Here’s the kicker – when people begin a gluten-free diet thinking they are now on a “healthy diet” they are missing the point. Avoiding gluten can be helpful if you suffer from digestive upset, in general feel better on a gluten free diet or have other symptoms that disappear when you avoid gluten. Period.
2) Everyone who starts a gluten free diet sees benefit:
Many who try a gluten free diet won’t notice anything. Food intolerance can be caused by many different foods.
The best way to determine what you are most sensitive to is to try an elimination/challenge diet guided by your Naturopathic Doctor.
Food sensitivity testing is also available from most Naturopaths which can point you in the direction of the foods your body reacts to the most.
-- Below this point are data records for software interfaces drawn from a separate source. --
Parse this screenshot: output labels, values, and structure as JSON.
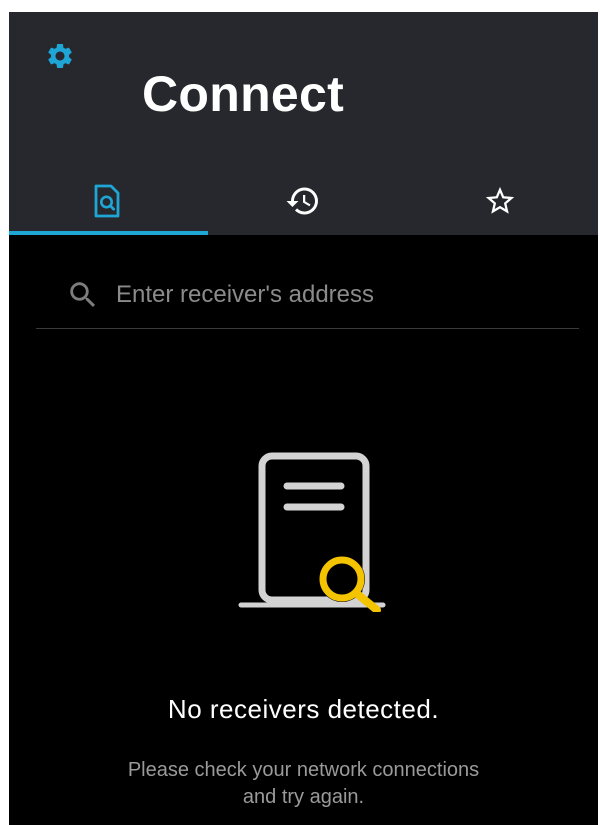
{
  "app": {
    "title": "Connect"
  },
  "header": {
    "settings_icon": "gear-icon"
  },
  "tabs": [
    {
      "name": "discover",
      "icon": "document-search-icon",
      "active": true
    },
    {
      "name": "history",
      "icon": "history-icon",
      "active": false
    },
    {
      "name": "favorites",
      "icon": "star-outline-icon",
      "active": false
    }
  ],
  "search": {
    "placeholder": "Enter receiver's address",
    "value": "",
    "icon": "search-icon"
  },
  "empty_state": {
    "illustration": "document-magnifier-illustration",
    "title": "No receivers detected.",
    "message_line1": "Please check your network connections",
    "message_line2": "and try again."
  },
  "colors": {
    "accent": "#1ea7d6",
    "appbar_background": "#27282d",
    "background": "#000000",
    "illustration_magnifier": "#f5c400",
    "illustration_document": "#d3d3d3"
  }
}
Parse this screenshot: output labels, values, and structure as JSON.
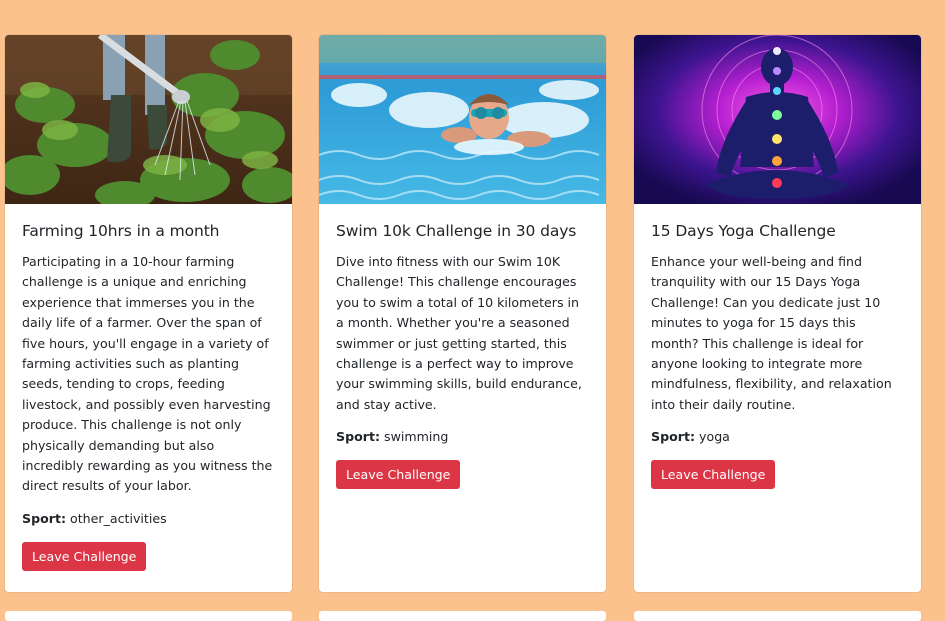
{
  "cards": [
    {
      "title": "Farming 10hrs in a month",
      "description": "Participating in a 10-hour farming challenge is a unique and enriching experience that immerses you in the daily life of a farmer. Over the span of five hours, you'll engage in a variety of farming activities such as planting seeds, tending to crops, feeding livestock, and possibly even harvesting produce. This challenge is not only physically demanding but also incredibly rewarding as you witness the direct results of your labor.",
      "sport_label": "Sport:",
      "sport_value": "other_activities",
      "button_label": "Leave Challenge",
      "image": "farmer-watering-plants"
    },
    {
      "title": "Swim 10k Challenge in 30 days",
      "description": "Dive into fitness with our Swim 10K Challenge! This challenge encourages you to swim a total of 10 kilometers in a month. Whether you're a seasoned swimmer or just getting started, this challenge is a perfect way to improve your swimming skills, build endurance, and stay active.",
      "sport_label": "Sport:",
      "sport_value": "swimming",
      "button_label": "Leave Challenge",
      "image": "boy-swimming-pool"
    },
    {
      "title": "15 Days Yoga Challenge",
      "description": "Enhance your well-being and find tranquility with our 15 Days Yoga Challenge! Can you dedicate just 10 minutes to yoga for 15 days this month? This challenge is ideal for anyone looking to integrate more mindfulness, flexibility, and relaxation into their daily routine.",
      "sport_label": "Sport:",
      "sport_value": "yoga",
      "button_label": "Leave Challenge",
      "image": "meditation-chakras"
    }
  ],
  "colors": {
    "background": "#fbc28e",
    "card": "#ffffff",
    "danger": "#dc3545",
    "text": "#212529"
  }
}
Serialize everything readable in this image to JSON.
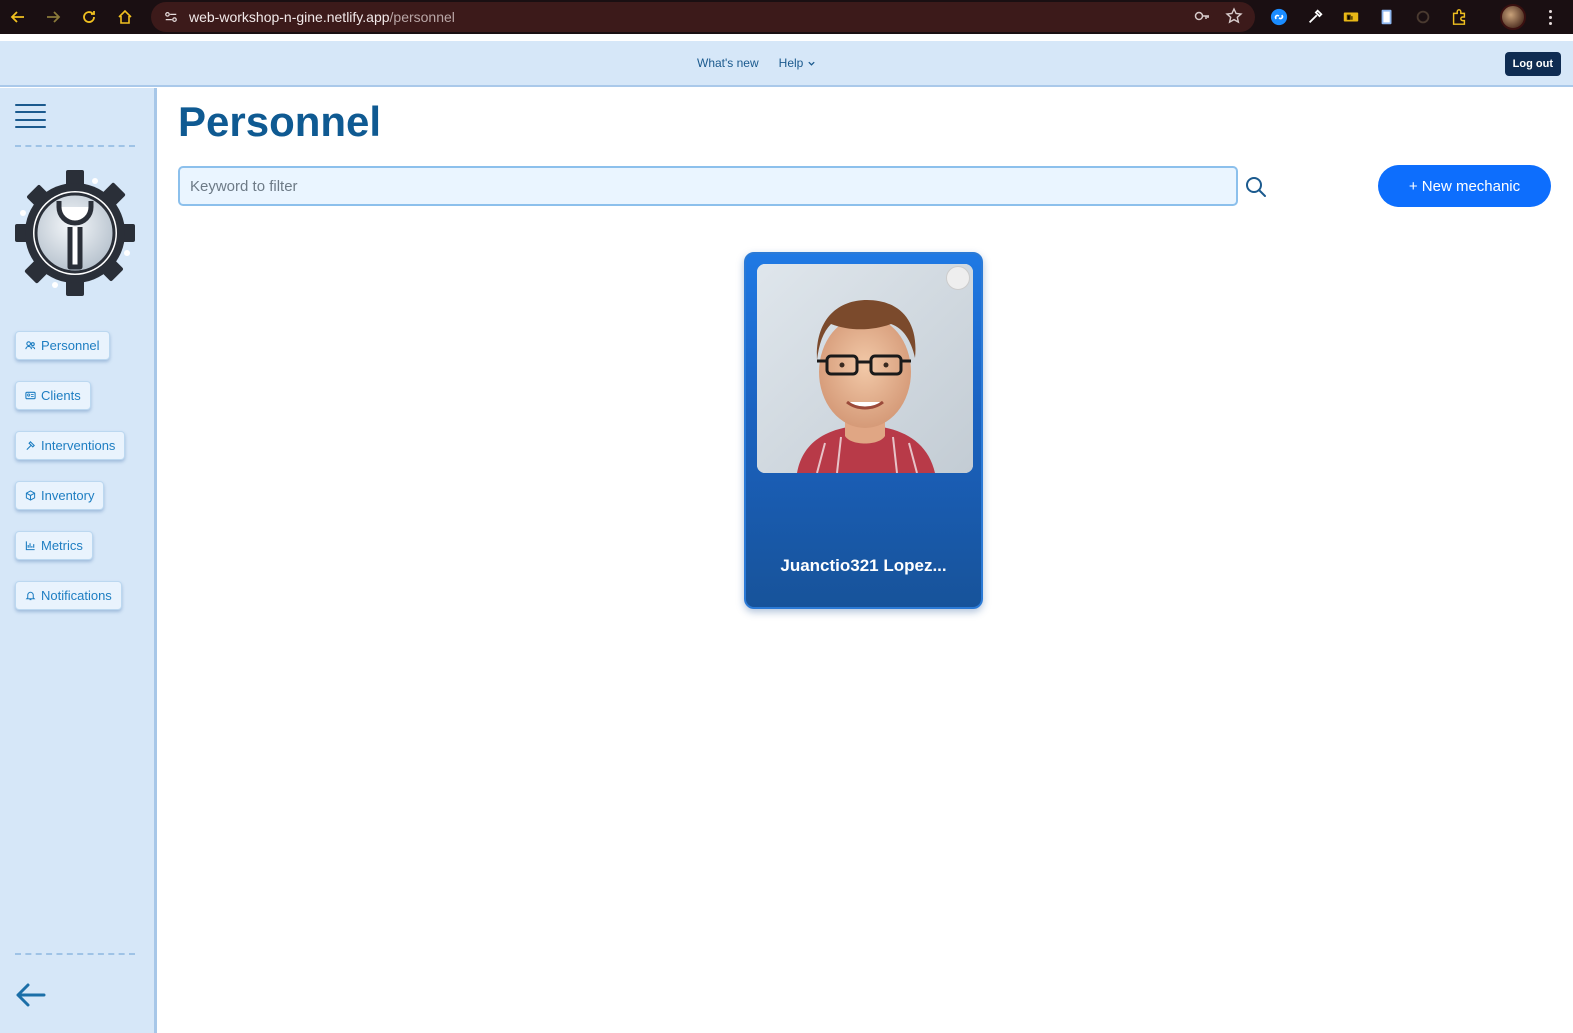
{
  "browser": {
    "url_host": "web-workshop-n-gine.netlify.app",
    "url_path": "/personnel"
  },
  "topbar": {
    "whats_new": "What's new",
    "help": "Help",
    "logout": "Log out"
  },
  "sidebar": {
    "items": [
      {
        "label": "Personnel",
        "icon": "users-icon"
      },
      {
        "label": "Clients",
        "icon": "id-card-icon"
      },
      {
        "label": "Interventions",
        "icon": "hammer-icon"
      },
      {
        "label": "Inventory",
        "icon": "box-icon"
      },
      {
        "label": "Metrics",
        "icon": "bar-chart-icon"
      },
      {
        "label": "Notifications",
        "icon": "bell-icon"
      }
    ]
  },
  "main": {
    "title": "Personnel",
    "search_placeholder": "Keyword to filter",
    "new_button": "+ New mechanic",
    "cards": [
      {
        "name": "Juanctio321 Lopez..."
      }
    ]
  },
  "colors": {
    "primary": "#0d6efd",
    "title": "#0f5a92",
    "sidebar_bg": "#d6e7f8",
    "browser_bar": "#1a0f12"
  }
}
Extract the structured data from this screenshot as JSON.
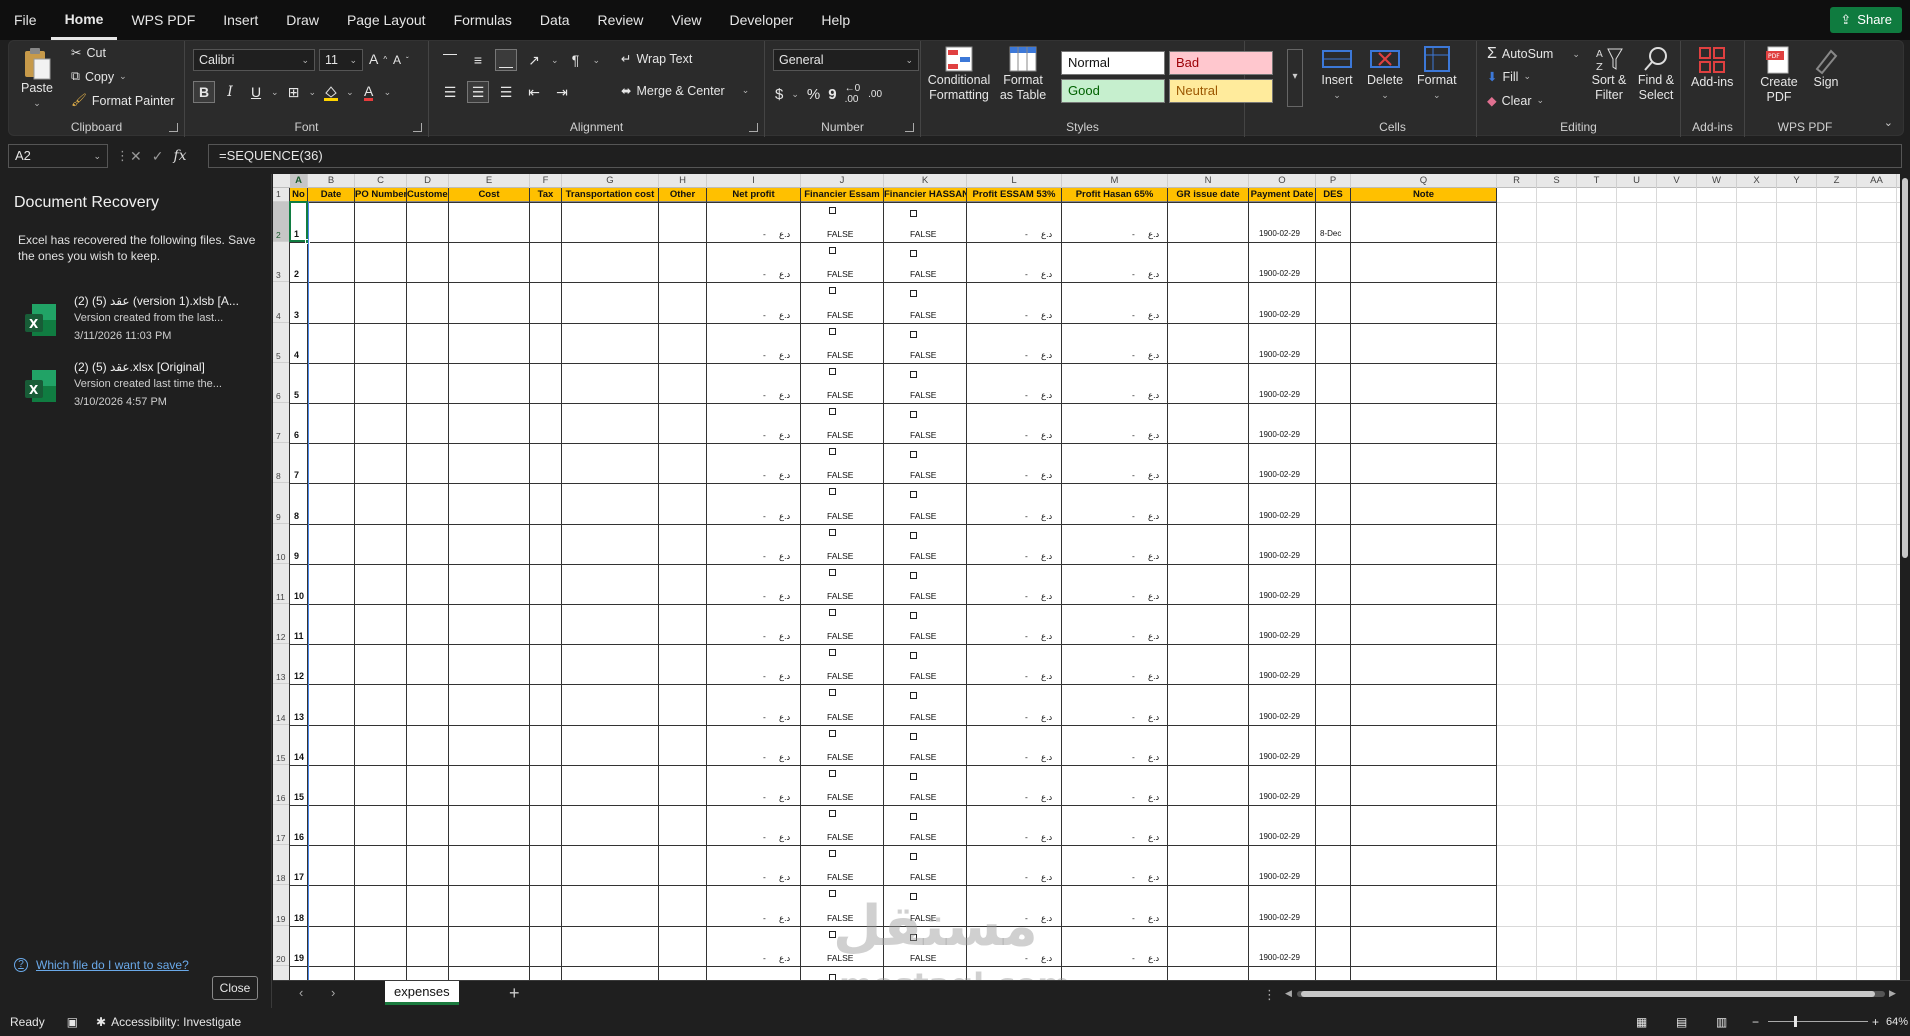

It is an incredibly valuable tool because it is such a detailed test for your immune system against many common foods.
It is easier than an elimination diet and you can learn about how reactive you are to many different foods at the same time.
3) Gluten free diets causes weight loss:
Gluten free diets are not “diets”. They are not used for weight loss. They are normally used for symptom relief. If you are simply exchanging all your packaged foods that you consume for gluten free packaged foods it is very unlikely that you will see any weight loss results.
4) Gluten free foods are better for you:
Here is the biggest misconception about gluten. If you check out your local grocery store “health food” isle you will find many different boxed and bagged products highlighting that they are gluten free. This is great for people who are sensitive to gluten who want to eat specific boxed foods they have been missing but these shouldn’t be in your regular diet.
Gluten free does not equal healthy.
In fact many gluten free foods are on par in terms of calories, sugar and fat with their non-gluten free counterparts. For example one boxed Glutino Gluten Free Chocolate Vanilla Creme Cookie contains 5.5g of sugar, 2.5g of fat and 60 calories (and who is only going to eat one?). It is the size of one Oreo which contains 4.6g of sugar, 2.3g of fat and 53 calories.
I want to be very clear that I don’t believe all sugar, fat and calories are bad. I simply want to make it clear that gluten free boxed and package foods does not necessary equal a healthier option.
If you have a severe sensitivity to gluten and want an Oreo this would be the only scenario where this would be a great idea. There are hundreds of more nutrient dense dessert and treat recipes that contain no gluten but also contain fiber, naturally derived sugars, vitamins, minerals and less processing.
If you are gluten free and want a cookie substitute I recommend these natural, whole food ingredient recipes instead:
- Deep Dish Peanut Butter Chocolate Chip Cookies
- Vegan Chocolate Chip Cookies
- Ginger Snap Cookies
- Healthy Sugar Cookies
Choosing whole, natural, organic foods such as fruits and vegetables, quinoa, sweet potatoes, lean proteins that happen to also be gluten free are always the optimal options.
5) One day gluten is going to destroy us all:
Gluten will not destroy us all. Gluten will however sneak up on you.
It is found in some very random and sneaky places where you won’t expect to see it. Some places where gluten can be found that you might not be aware of are:
- Hydrolyzed vegetable protein
- Modified food starch
- Natural flavourings
- Artificial flavorings
- Anything labeled an extract
- Vanilla flavoring
- Malt flavoring
If you are extremely sensitive to gluten and have found out that you are via an elimination/challenge diet make sure to avoid the products listed above.
Should I Begin a Gluten Free Diet?
If you are suffering from digestive concerns such as bloating, diarrhea, constipation, cramps or excess gas (or other non-digestive concerns that are persistent and non-responsive to treatment including acne, joint paint, headaches, etc) a trial of gluten avoidance could be extremely beneficial for you.
For severe digestive concerns, any of the outlined symptoms above or if Celiac Disease runs in your family it is always wise to see your Naturaopathic or Medical Physician to rule out Celiac Disease first.
I recommend a Naturopath guided elimination/challenge diet or food sensitivity lab testing as the optimal way to rule out gluten intolerance.